A powerful combination of technology change and regulatory action is planned to deliver “common open data standards” in banking within the next two years. For those outside of the industry this dry terminology may detract from the scale of competitive force and disruptive innovation that could result. This bulletin describes the changes that are happening and explores what could follow.
The language of market-watchers and regulators of financial services has changed. Where once there were concerns about ‘branch networks’, ‘challenger banks’, ‘financial illiteracy’ and ‘transparent APRs’, now there is talk of ‘data standards’, ‘third party access’, ‘user experience’ and ‘APIs’. New regulations at EC and UK level, plus the recent outcome of the Competition and Market Authority’s (CMA) three-year investigation into retail banking, will bring changes that could dramatically change the competitive environment for retail banks in the UK and the way that everyone uses their services.
The big shift will be allowing third-party businesses to gain access to banking data and payments mechanisms. Regulators and policy-makers are hoping that this will kick-start innovation and invigorate retail competition through new digital services and new business models. But since any such access will be dependent on customers granting permission to use their data, it will be vital for new services to win customers over.
At the end of 2015, the European Council passed the second Payment Services Directive (PSD2), giving member states two years to implement requirements for third party access to banking data and standard by which it is presented. The principles have already been embraced by HM Treasury, which started its own work on Open Data in Banking back in 2014, leading to the formation of the Open Banking Working Group. So while the imminent prospect of Brexit looms over the status of EC legislation in the UK, the reality is that a shift to open banking standards is unlikely to be derailed.

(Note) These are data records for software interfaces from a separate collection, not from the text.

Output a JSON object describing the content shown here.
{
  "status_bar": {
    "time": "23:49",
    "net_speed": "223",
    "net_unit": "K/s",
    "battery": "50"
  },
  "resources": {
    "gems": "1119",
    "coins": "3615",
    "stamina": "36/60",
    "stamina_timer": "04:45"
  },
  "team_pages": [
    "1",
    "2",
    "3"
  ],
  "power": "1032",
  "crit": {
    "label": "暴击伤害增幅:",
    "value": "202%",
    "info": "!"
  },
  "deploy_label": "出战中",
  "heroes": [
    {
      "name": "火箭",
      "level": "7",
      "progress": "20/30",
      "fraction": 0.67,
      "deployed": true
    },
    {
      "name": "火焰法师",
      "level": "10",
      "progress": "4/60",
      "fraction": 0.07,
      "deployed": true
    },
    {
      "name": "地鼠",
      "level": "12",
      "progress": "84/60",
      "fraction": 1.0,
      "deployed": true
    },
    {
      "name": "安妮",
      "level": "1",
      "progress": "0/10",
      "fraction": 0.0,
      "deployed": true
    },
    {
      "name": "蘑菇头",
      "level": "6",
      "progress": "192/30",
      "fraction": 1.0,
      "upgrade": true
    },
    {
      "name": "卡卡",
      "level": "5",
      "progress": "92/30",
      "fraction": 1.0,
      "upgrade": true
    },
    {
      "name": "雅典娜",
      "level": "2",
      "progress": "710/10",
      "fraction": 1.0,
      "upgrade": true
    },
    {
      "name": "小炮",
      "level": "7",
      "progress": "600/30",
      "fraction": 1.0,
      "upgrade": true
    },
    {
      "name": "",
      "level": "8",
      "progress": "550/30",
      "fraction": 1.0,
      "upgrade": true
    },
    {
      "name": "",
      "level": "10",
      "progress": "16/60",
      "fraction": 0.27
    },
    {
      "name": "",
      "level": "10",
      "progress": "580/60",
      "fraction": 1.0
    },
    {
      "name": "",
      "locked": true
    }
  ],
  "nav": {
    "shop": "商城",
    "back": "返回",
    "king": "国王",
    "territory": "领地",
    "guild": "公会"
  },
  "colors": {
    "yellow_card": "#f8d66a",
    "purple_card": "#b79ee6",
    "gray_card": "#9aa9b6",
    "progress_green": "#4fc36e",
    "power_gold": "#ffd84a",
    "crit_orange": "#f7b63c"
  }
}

Adding to this are the recently-published conclusions of the CMA’s three-year inquiry into competition for retail and small business current accounts and overdrafts. The remedies include an order to the largest banks in GB and NI to develop and adopt an open banking ‘API’ standard by early 2018, with first implementation required as early as March 2017.
There will be a progressive opening up of banking information that was previously private or difficult to access, via open Application Programming Interfaces (APIs). APIs provide a set of protocols that allow one system to talk to another and share data. It’s APIs that let you share a newspaper article on Facebook or read reviews of nearby restaurants on your phone. And when you look at the integrated functions of an app like CityMapper (which combines your location with street and transport mapping, plus real-time data on trains, traffic and car services to give you a simple menu of transport options from A to B), then the potential for using APIs to offer new services starts to become clear.

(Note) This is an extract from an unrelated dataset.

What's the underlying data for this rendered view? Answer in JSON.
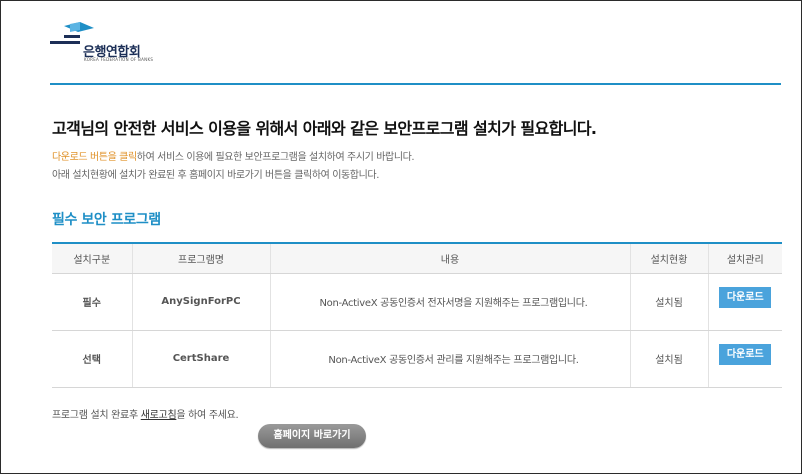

Banks will have to provide open APIs that, subject to appropriate permission from an individual customer, will enable third parties to:
Timetable for Open Banking.
Trying to predict the path of innovation is never easy. But by extrapolating from some of the services that are already in use, it’s clear that the introduction of open banking standards could rapidly result in a rash of new products and services.
Innovation along these lines – and more radical ones that are hard to foresee – have the power to dramatically change customer behaviour and transform the way that people access and use financial services. And given the existence of a vibrant, creative and well-funded FinTech community in London, the pace of change could be rapid. The challenge for existing banks is whether they can ride the wave rather than be disintermediated as products are unbundled.
 Competition and Markets Authority (2016): Retail Banking market investigation – Final Report, 9 August 2016